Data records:
━━━━━━━━

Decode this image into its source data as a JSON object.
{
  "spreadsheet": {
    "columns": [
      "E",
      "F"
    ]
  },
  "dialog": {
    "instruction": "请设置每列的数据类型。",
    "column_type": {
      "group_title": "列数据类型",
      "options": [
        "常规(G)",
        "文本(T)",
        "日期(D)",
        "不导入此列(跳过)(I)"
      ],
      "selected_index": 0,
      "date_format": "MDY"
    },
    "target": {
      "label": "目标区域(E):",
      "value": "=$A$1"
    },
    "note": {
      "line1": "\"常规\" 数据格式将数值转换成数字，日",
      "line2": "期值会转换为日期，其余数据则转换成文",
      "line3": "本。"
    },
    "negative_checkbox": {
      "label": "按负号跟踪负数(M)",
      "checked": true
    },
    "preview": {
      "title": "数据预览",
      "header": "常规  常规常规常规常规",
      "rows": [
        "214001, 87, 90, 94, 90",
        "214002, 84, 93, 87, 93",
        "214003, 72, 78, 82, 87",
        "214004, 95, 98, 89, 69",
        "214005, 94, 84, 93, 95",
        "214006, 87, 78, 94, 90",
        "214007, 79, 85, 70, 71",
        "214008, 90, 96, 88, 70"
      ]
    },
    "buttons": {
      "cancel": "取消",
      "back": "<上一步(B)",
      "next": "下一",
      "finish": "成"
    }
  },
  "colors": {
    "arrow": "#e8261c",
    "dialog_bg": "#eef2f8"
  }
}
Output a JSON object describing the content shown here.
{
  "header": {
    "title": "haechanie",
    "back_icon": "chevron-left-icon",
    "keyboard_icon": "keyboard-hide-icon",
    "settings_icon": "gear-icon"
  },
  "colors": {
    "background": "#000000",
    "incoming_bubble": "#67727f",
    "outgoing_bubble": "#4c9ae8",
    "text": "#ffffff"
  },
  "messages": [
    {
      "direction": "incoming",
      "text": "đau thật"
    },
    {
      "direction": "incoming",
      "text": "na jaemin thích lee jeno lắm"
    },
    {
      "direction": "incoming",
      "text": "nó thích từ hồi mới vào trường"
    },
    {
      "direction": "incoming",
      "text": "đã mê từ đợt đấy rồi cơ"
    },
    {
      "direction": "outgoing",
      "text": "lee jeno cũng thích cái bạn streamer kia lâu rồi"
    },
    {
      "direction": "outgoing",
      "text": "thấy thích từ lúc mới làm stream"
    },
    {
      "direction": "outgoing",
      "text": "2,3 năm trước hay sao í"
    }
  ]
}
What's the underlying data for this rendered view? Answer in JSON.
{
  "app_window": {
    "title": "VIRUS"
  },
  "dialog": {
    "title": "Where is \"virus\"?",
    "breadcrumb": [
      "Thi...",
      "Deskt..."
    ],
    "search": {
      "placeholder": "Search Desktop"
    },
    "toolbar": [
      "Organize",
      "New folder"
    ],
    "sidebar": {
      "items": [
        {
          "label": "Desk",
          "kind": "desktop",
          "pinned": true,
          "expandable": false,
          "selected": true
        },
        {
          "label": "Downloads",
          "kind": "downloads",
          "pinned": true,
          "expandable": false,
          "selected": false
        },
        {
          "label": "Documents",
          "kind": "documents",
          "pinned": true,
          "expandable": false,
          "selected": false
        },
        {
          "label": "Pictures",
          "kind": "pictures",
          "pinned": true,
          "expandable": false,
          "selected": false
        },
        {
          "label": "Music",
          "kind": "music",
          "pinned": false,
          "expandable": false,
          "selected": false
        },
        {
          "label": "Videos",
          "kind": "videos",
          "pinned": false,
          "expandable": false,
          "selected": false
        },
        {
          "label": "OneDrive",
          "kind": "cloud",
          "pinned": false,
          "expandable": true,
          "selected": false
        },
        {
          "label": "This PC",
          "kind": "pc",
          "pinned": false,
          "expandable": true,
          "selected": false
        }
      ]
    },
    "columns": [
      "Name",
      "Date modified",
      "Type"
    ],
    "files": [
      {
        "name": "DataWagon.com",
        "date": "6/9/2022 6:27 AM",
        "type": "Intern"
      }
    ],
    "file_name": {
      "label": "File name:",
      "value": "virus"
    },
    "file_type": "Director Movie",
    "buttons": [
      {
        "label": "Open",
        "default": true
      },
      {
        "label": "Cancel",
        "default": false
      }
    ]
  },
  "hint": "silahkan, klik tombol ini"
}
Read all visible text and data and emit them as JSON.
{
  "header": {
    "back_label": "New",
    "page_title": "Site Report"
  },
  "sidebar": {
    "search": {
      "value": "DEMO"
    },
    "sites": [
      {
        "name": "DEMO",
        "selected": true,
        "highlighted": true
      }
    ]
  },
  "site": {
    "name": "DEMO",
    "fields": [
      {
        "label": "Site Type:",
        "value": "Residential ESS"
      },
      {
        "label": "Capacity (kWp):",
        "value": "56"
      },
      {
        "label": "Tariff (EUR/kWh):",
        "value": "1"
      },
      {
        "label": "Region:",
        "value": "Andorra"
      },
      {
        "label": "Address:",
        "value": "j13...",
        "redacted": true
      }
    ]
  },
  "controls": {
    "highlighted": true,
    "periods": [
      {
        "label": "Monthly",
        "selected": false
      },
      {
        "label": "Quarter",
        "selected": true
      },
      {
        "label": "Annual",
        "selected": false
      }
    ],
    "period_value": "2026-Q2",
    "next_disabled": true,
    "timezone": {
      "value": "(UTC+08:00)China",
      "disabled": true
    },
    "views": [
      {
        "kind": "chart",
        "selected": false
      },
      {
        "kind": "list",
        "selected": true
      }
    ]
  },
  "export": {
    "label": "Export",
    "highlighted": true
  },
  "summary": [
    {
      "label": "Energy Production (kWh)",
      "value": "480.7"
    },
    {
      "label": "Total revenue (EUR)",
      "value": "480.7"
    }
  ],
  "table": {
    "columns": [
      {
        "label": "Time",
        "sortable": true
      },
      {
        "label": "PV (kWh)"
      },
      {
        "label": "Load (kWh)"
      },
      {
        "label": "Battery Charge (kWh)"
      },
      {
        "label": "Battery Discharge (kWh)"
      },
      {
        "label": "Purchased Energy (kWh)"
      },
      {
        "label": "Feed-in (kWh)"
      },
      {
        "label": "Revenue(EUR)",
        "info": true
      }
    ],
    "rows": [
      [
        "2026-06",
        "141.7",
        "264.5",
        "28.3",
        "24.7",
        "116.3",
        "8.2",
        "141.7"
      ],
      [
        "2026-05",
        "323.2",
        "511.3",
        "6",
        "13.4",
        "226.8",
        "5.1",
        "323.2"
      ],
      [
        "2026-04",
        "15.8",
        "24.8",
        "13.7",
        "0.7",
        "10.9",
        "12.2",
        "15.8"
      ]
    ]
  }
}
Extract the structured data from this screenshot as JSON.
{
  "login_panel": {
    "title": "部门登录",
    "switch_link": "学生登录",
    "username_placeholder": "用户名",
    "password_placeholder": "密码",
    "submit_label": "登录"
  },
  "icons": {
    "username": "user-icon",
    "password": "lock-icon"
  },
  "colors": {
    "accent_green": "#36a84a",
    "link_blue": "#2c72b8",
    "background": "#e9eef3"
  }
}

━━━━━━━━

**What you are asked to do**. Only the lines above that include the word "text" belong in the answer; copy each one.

**Exercise response**.
    "text": "#ffffff"
      "text": "đau thật"
      "text": "na jaemin thích lee jeno lắm"
      "text": "nó thích từ hồi mới vào trường"
      "text": "đã mê từ đợt đấy rồi cơ"
      "text": "lee jeno cũng thích cái bạn streamer kia lâu rồi"
      "text": "thấy thích từ lúc mới làm stream"
      "text": "2,3 năm trước hay sao í"
Read all visible text and data and emit them as JSON.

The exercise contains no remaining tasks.